Monthly Archives: January 2017

paper early on line

Just had a notification that one of our papers is now available early on-line (pre-formatted version). There was a delay is this coming out as our specialty journal, veterinary anaesthesia and analgesia has recently migrated publishers, from Wiley to Elsevier. I have very mixed feelings about the change of publisher (our paper was submitted months before the change came in to effect) as Elsevier has received considerable criticism for its business model, where libraries have limited ability to subscribe to single journals titles but rather, must subscribe to large (expensive) packages of titles that include the title they are interested in. This is better and more completely explained here, here and here. I am not (yet) a signatory on The Cost of Knowledge Website as Vet Anaesth Analg remains the most efficient way to reach our target audience for most of our clinical research papers. This is a difficult position: support colleagues in other fields, notably mathematics, who are more directly affected by these business practices by publishing elsewhere and risk missing our target audience (or at least slowing the time for our papers to be “found”), or continue as usual to ensure the visibility of our research? I have little doubt that our recent move to publishing more frequently in open access journals has had a negative effect on who sees our work. I have tried to offset this by sending links to papers to colleagues who I think might be interested, though this form of self-promotion feels a little odd.

Of course, Elsevier is not alone in its practices. It just happened to be the first publisher to face a large scale, organized response from scientists.

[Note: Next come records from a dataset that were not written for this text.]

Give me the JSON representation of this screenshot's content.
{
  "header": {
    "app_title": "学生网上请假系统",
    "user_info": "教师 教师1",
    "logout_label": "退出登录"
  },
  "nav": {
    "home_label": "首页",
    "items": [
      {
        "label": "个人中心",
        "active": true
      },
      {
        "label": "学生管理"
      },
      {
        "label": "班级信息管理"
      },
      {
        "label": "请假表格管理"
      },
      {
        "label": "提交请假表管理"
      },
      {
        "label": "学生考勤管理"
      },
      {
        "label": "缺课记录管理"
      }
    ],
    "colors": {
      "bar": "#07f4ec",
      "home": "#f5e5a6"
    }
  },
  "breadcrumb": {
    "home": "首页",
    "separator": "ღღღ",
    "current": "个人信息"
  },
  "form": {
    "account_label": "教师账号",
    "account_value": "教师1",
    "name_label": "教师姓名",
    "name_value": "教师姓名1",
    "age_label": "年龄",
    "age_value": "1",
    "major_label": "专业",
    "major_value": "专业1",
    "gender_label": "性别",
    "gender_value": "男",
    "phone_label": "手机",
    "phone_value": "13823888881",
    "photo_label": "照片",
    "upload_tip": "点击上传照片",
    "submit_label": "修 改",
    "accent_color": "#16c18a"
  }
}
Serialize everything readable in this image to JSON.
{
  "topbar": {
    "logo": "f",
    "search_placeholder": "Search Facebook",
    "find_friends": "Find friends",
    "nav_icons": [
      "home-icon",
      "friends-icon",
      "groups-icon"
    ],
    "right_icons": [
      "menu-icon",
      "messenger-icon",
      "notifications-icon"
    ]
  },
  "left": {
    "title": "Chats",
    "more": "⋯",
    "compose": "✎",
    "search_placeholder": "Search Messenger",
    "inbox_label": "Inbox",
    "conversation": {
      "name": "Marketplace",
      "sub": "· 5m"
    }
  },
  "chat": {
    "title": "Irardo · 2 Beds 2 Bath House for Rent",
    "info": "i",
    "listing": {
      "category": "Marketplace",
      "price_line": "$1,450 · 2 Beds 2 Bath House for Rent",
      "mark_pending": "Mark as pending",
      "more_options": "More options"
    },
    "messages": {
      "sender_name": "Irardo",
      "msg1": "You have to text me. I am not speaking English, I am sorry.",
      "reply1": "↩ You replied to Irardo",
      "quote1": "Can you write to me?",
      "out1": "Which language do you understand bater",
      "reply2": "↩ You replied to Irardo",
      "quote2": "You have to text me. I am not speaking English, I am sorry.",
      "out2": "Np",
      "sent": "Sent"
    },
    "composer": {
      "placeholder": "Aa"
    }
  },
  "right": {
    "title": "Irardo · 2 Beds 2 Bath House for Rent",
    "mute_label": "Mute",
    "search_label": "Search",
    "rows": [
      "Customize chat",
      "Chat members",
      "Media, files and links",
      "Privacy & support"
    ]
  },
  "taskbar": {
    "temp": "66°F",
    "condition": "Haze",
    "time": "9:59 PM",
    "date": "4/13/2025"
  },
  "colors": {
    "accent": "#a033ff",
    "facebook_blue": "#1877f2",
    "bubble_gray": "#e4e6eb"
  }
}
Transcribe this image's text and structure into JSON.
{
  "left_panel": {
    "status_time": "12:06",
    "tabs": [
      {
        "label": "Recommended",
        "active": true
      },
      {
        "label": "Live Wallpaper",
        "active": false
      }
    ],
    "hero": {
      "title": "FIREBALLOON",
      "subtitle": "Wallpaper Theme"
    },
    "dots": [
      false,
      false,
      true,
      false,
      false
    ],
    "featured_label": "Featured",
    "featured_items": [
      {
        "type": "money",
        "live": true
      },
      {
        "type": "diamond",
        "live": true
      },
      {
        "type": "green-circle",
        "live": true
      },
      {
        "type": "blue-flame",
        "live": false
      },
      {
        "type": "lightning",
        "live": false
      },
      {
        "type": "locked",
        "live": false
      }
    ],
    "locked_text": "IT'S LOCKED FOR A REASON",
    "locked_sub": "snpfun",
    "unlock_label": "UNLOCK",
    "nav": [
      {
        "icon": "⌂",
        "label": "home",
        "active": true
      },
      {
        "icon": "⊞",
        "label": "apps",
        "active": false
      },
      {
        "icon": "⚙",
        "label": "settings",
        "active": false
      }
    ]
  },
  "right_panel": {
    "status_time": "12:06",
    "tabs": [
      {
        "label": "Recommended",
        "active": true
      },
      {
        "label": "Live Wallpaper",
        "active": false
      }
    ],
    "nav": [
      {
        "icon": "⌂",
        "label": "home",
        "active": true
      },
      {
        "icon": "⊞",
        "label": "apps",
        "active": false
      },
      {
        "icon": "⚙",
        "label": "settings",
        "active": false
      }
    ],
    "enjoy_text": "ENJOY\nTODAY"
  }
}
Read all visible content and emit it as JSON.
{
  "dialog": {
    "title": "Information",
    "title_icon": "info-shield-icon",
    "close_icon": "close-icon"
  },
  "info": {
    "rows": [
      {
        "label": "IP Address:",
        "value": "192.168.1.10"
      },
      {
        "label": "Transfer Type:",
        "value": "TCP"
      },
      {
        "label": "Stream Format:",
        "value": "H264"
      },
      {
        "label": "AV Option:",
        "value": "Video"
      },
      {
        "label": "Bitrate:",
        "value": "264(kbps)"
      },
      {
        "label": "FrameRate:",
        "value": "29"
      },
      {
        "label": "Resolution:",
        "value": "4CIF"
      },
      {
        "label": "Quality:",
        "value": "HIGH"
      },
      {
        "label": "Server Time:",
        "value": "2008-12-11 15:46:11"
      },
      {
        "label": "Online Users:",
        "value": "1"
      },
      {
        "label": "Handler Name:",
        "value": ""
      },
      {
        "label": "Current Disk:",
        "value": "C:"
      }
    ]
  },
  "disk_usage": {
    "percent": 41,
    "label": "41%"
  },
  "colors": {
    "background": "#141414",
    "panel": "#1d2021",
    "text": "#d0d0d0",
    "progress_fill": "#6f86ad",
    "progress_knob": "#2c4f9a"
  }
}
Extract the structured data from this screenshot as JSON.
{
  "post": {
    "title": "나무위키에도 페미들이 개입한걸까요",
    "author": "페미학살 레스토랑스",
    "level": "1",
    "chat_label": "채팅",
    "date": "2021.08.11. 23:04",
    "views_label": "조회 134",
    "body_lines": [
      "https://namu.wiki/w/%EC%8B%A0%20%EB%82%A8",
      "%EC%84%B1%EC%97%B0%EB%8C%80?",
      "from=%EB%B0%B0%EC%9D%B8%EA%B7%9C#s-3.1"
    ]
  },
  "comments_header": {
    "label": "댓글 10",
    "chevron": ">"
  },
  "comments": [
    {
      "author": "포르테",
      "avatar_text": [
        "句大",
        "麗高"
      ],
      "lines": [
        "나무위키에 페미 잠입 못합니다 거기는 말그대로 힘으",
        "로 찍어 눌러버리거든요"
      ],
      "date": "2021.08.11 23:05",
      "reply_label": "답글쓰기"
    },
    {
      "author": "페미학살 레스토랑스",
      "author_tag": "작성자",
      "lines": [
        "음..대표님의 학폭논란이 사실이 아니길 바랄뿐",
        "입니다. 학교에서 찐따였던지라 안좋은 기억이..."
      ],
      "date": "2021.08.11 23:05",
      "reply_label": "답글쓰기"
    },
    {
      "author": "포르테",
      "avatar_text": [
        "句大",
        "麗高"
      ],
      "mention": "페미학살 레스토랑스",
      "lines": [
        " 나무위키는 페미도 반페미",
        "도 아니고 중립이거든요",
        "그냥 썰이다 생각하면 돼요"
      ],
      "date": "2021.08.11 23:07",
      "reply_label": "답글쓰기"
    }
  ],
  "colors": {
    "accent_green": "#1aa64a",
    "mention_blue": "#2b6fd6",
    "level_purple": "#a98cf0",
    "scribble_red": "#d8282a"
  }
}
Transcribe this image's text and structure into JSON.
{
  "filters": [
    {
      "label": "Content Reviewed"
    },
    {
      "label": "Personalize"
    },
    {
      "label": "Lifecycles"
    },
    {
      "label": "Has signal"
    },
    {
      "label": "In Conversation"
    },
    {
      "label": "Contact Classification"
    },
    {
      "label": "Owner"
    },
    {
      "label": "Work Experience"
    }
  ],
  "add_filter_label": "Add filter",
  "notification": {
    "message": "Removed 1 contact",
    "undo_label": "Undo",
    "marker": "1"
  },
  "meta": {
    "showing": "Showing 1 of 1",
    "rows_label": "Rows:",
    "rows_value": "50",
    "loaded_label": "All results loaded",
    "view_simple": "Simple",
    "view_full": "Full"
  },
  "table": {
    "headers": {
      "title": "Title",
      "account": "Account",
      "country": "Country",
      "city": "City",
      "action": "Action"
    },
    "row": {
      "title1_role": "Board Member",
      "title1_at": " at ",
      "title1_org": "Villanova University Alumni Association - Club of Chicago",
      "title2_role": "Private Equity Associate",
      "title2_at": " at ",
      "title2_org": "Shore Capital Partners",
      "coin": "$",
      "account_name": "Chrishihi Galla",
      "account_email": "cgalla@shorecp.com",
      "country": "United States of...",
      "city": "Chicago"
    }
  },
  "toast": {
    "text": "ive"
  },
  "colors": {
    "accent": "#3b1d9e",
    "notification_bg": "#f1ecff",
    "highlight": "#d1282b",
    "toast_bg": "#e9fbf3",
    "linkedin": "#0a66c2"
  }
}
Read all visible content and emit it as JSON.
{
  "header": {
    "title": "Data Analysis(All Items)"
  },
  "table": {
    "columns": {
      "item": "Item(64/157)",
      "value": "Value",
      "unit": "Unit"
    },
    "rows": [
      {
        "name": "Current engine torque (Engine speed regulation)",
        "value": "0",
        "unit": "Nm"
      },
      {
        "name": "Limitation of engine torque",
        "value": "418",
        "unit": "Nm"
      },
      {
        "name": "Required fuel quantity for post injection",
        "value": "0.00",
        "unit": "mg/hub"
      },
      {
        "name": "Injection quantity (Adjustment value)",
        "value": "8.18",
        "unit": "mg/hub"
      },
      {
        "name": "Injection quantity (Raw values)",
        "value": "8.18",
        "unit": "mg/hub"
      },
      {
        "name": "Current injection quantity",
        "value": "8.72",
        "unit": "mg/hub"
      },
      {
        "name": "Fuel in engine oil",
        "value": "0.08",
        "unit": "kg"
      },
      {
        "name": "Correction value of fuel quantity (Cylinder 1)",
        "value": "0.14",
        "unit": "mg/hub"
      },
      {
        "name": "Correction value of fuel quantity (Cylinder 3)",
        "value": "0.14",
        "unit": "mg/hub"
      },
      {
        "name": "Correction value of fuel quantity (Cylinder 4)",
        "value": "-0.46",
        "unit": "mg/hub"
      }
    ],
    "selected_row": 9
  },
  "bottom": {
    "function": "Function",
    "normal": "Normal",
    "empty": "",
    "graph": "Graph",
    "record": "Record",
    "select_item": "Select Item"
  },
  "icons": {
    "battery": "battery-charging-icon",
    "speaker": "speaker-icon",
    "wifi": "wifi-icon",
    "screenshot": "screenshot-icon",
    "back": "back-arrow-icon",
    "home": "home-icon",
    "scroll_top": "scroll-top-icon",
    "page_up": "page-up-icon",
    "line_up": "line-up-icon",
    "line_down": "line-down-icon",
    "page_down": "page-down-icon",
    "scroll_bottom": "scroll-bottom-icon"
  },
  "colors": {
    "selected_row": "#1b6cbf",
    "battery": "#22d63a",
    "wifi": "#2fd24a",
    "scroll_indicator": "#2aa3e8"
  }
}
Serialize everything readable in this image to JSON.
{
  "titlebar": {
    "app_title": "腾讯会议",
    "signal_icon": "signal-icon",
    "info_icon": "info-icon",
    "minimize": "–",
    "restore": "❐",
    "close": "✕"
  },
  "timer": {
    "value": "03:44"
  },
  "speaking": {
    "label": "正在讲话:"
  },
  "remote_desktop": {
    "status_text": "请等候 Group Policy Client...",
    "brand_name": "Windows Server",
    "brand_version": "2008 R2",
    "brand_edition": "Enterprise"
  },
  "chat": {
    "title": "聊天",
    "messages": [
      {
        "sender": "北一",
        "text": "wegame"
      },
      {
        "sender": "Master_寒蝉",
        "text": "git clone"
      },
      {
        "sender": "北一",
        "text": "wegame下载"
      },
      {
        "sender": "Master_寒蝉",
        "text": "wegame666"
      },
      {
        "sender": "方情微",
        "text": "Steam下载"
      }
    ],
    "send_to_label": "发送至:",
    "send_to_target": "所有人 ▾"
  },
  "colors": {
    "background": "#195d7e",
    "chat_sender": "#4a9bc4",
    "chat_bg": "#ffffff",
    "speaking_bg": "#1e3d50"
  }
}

Back to the paper…we used a very nice demeanor (behaviour) assessment scale, published by Gareth Zeiler, to show that demeanor can interfere with pain assessment. Essentially, cats that are timid or aggressive tend to have inflated pain scores. This is not a justification to not administer analgesia (pain relief) but another indication that, sadly, pain assessment is more complicated than we’d like to believe.